review of Carr's Amended Complaint, the Court allowed
Carr to proceed with the following claims: (1) Eighth
Amendment deliberate indifference medical care claim against
Rory York; (2) Eighth Amendment deliberate indifference
medical care claims against Dr. Whinnery, Tina Williams, and
Shelly Mallet; (3) Eighth Amendment interference with medical
care claim against Sergeant Higgins; (4) First Amendment mail
interference claim against Officer Maddox and Lieutenant
Woodland; (5) Eighth Amendment failure to protect claim
against Physician's Assistant Valley, Sergeant Link,
Sergeant Carter, and Lieutenant Aiello; and (6) First
Amendment free speech claim against Sergeant Mechtel. The
claims are now before the Court on summary judgment, except

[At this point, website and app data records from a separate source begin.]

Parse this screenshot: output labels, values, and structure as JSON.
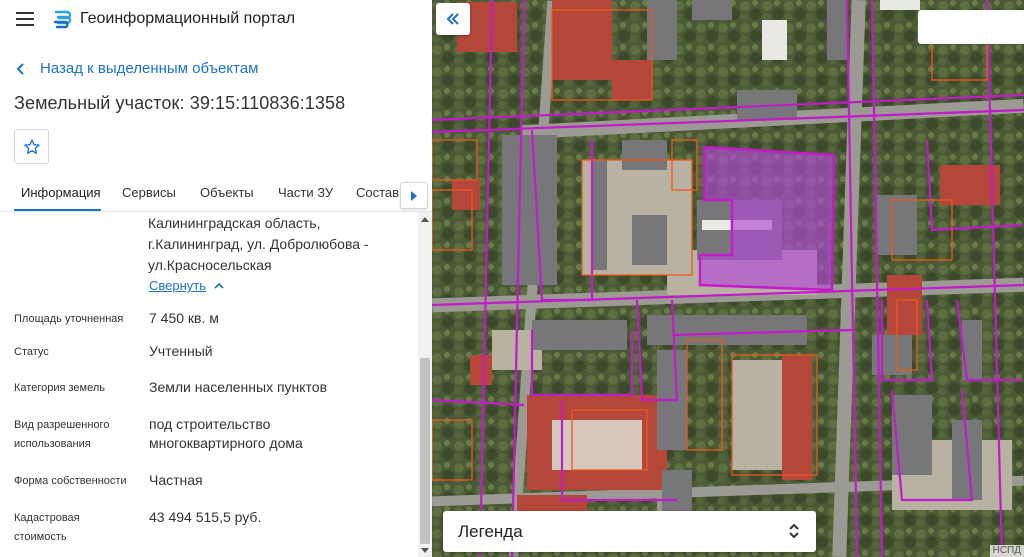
{
  "header": {
    "app_title": "Геоинформационный портал"
  },
  "back_link": "Назад к выделенным объектам",
  "object_title": "Земельный участок: 39:15:110836:1358",
  "tabs": [
    {
      "label": "Информация",
      "active": true
    },
    {
      "label": "Сервисы"
    },
    {
      "label": "Объекты"
    },
    {
      "label": "Части ЗУ"
    },
    {
      "label": "Состав"
    }
  ],
  "address": {
    "lines": [
      "Калининградская область,",
      "г.Калининград, ул. Добролюбова -",
      "ул.Красносельская"
    ],
    "collapse_label": "Свернуть"
  },
  "properties": [
    {
      "label": "Площадь уточненная",
      "value": "7 450 кв. м"
    },
    {
      "label": "Статус",
      "value": "Учтенный"
    },
    {
      "label": "Категория земель",
      "value": "Земли населенных пунктов"
    },
    {
      "label_lines": [
        "Вид разрешенного",
        "использования"
      ],
      "value_lines": [
        "под строительство",
        "многоквартирного дома"
      ]
    },
    {
      "label": "Форма собственности",
      "value": "Частная"
    },
    {
      "label_lines": [
        "Кадастровая",
        "стоимость"
      ],
      "value": "43 494 515,5 руб."
    }
  ],
  "map": {
    "legend_label": "Легенда",
    "attribution": "НСПД"
  },
  "colors": {
    "accent": "#1a73c9",
    "parcel_border_magenta": "#c21bc9",
    "parcel_border_orange": "#e85a1e",
    "selected_parcel_fill": "#b44ad8"
  }
}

the claim against Rory York, who passed away on March 12,
2014. Dkt. 32.
Corizon Defendants (Dr. Whinnery, Williams, Mallet, and

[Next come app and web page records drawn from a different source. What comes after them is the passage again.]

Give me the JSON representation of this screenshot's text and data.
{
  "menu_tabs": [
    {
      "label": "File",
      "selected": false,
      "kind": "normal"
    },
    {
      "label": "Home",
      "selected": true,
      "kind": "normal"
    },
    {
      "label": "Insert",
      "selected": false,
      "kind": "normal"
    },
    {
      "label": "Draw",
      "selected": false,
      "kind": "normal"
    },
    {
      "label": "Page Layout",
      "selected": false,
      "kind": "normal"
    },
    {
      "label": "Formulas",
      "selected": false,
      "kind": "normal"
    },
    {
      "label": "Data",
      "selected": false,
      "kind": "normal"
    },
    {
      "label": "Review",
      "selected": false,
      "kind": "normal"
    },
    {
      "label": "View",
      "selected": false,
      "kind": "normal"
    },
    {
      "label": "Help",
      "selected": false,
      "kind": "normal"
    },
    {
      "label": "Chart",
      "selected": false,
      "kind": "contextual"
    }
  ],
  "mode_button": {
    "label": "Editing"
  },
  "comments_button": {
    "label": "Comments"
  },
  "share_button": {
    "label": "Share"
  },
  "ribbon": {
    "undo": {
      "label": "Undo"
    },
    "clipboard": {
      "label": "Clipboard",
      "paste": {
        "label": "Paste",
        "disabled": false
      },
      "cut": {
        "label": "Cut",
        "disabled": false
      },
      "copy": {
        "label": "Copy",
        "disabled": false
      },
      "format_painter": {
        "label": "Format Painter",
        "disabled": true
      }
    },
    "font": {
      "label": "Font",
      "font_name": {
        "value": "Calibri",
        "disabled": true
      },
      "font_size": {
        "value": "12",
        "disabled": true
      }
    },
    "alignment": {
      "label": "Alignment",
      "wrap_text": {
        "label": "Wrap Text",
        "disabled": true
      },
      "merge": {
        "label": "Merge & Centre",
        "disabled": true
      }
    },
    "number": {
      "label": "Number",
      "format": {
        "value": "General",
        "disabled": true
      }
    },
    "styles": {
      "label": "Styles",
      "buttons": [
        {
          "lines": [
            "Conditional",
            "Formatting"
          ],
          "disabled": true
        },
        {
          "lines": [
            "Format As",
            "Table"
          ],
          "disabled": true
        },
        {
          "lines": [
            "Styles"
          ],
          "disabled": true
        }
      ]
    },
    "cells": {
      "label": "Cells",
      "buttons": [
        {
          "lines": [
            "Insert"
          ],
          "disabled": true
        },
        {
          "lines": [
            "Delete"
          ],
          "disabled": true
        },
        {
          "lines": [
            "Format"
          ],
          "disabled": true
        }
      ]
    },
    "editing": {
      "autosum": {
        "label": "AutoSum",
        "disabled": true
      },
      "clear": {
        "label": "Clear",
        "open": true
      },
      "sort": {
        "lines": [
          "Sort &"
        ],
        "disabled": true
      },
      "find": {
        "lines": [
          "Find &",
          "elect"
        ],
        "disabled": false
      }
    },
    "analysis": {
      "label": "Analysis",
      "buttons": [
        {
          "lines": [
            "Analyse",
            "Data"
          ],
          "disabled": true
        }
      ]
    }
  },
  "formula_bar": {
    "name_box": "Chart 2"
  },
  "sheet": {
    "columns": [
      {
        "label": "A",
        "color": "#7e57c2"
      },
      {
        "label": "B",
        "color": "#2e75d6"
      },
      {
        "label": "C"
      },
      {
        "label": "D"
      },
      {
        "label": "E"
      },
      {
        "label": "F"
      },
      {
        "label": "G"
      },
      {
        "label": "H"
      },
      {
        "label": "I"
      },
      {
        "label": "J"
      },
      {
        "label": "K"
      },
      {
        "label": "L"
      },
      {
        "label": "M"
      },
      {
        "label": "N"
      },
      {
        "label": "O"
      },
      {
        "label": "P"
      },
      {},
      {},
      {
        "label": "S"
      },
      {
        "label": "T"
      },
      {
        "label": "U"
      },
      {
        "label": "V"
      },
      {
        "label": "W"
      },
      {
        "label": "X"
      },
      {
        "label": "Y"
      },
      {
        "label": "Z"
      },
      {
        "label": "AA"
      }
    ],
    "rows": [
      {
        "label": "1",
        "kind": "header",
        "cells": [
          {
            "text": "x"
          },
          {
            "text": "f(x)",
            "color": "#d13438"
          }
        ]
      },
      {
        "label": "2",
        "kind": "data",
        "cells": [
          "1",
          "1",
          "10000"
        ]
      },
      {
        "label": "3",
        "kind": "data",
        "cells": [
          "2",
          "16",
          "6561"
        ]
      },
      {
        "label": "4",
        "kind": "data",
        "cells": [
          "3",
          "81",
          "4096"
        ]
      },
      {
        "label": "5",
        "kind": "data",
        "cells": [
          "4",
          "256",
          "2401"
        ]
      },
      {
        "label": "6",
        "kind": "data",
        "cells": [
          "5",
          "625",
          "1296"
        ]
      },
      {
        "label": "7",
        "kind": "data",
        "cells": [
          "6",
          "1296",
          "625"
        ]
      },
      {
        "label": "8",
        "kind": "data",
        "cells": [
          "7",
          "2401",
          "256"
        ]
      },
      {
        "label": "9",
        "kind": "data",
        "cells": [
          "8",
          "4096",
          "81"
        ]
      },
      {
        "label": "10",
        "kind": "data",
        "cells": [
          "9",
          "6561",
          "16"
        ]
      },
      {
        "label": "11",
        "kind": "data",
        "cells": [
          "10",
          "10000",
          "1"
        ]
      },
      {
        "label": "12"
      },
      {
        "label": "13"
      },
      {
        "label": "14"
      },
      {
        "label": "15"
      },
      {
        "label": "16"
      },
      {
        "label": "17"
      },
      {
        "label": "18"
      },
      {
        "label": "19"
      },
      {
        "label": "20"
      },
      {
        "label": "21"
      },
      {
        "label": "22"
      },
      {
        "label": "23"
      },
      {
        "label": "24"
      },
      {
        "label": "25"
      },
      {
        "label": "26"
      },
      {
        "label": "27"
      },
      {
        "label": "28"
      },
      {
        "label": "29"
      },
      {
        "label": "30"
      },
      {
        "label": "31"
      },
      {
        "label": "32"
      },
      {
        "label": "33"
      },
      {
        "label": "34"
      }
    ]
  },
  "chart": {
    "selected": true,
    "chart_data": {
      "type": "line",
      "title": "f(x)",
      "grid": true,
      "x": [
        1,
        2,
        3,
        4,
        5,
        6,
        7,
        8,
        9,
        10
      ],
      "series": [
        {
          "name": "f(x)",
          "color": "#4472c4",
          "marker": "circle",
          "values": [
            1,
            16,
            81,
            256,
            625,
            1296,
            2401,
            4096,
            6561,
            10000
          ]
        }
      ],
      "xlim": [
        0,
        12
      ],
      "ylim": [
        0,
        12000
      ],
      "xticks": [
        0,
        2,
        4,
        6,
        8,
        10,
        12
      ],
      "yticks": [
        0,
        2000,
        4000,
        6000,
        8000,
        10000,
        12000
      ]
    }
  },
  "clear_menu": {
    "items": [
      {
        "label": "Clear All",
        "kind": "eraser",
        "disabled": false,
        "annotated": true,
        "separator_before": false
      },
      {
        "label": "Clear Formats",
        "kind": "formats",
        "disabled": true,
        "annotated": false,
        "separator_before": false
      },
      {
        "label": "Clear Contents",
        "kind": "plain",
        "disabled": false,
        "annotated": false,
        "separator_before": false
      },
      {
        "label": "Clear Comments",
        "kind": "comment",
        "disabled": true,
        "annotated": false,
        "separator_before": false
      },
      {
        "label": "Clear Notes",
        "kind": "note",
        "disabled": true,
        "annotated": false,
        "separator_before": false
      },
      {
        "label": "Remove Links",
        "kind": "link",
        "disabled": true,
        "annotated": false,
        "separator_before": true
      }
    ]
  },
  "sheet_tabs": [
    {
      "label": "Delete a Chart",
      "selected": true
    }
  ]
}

Valley) are Entitled to Summary Judgment.
must exhaust their available administrative remedies before
bringing civil rights actions based on prison conditions. The
federal Prison Litigation Reform Act (“PLRA”)
requires exhaustion of administrative remedies for all
federal claims brought by state prisoners who challenge the
conditions of their confinement in a federal complaint.
“No action shall be brought with respect to prison
conditions under section 1983 of this title, or any other
federal law, until such administrative remedies as are
available are exhausted.” 42 U.S.C. § 1997e(a).
Exhaustion must be proper; meaning “a prisoner must
complete the administrative review process in accordance with
the applicable procedural rules, including deadlines, as a
precondition to bringing suit in federal court.”
Woodford v. Ngo, 548 U.S. 81, 88 (2006). “The
level of detail necessary in a grievance to comply with the
grievance procedures will vary from system to system and
claim to claim, but it is the prison's requirements, and
not the PLRA, that define the boundaries of proper
exhaustion.” Jones v. Bock, 549 U.S. 199, 218
law also requires that prisoners exhaust administrative
remedies before proceeding with civil lawsuits. Idaho Code
§ 19-4206(1). The Idaho Court of Appeals has interpreted
this statutory provision to require exhaustion for all civil
actions related to conditions of confinement. Drennon v.
Idaho State Corr. Inst., 181 P.3d 524, 526 (Idaho
Ct.App.2007). Likewise, Idaho requires that the prisoner meet
procedural deadlines to exhaust administrative remedies
properly. Butters v. Valdez, 241 P.3d 7, 12 (Idaho
Ct.App.2010) (Relying on federal law interpreting 42 U.S.C.
Ninth Circuit, a claim that a prisoner failed to exhaust
administrative remedies is an affirmative defense that should
be brought as an unenumerated motion to dismiss under Rule
12(b) of the Federal Rules of Civil Procedure. Wyatt v.
Terhune, 315 F.3d 1108, 1119 (9th Cir.2002). Defendants
have the burden to plead and prove exhaustion, and the
reviewing court may look beyond the pleadings to resolve
disputed issues of fact, if necessary. Id.
the Corizon defendants have brought such a motion, and they
have met their burden. IDOC's grievance procedure for
inmates is set forth in Defendants' statement of facts
and supporting affidavits. See Pitzer Aff., ¶
3, Dkt. 52-3. The IDOC grievance process is contained
generally in IDOC Policy 316: Offender Grievance Process. The
grievance procedure is ...